> [Assignment] Every line of the data below that holds the string "frame" needs to be reported.

= = = = =

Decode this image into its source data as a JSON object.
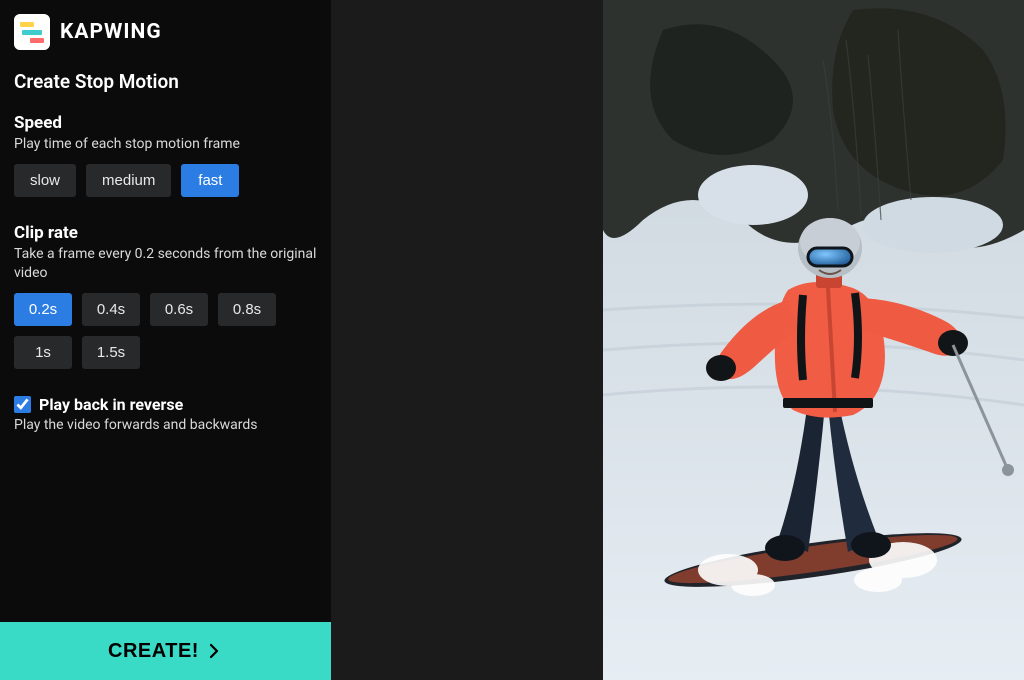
{
  "brand": {
    "name": "KAPWING"
  },
  "page": {
    "title": "Create Stop Motion"
  },
  "sections": {
    "speed": {
      "heading": "Speed",
      "desc": "Play time of each stop motion frame",
      "options": [
        "slow",
        "medium",
        "fast"
      ],
      "selected": "fast"
    },
    "clipRate": {
      "heading": "Clip rate",
      "desc": "Take a frame every 0.2 seconds from the original video",
      "options": [
        "0.2s",
        "0.4s",
        "0.6s",
        "0.8s",
        "1s",
        "1.5s"
      ],
      "selected": "0.2s"
    },
    "reverse": {
      "label": "Play back in reverse",
      "desc": "Play the video forwards and backwards",
      "checked": true
    }
  },
  "actions": {
    "create": "CREATE!"
  },
  "preview": {
    "description": "snowboarder-in-orange-jacket",
    "colors": {
      "sky": "#b0bcc3",
      "snow": "#dbe3ea",
      "snow_shadow": "#c4cfd8",
      "rock_dark": "#2a2d2b",
      "rock_mid": "#4a4f4c",
      "tree": "#1e241e",
      "jacket": "#f05c44",
      "jacket_shadow": "#c84631",
      "pants": "#1b2433",
      "helmet": "#b8bfc6",
      "goggles": "#2a6fae",
      "board": "#2a2c2e",
      "board_accent": "#d05232",
      "gloves": "#111417",
      "pole": "#9aa4ab"
    }
  }
}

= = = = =

> [Written reply]
      "desc": "Play time of each stop motion frame",
      "desc": "Take a frame every 0.2 seconds from the original video",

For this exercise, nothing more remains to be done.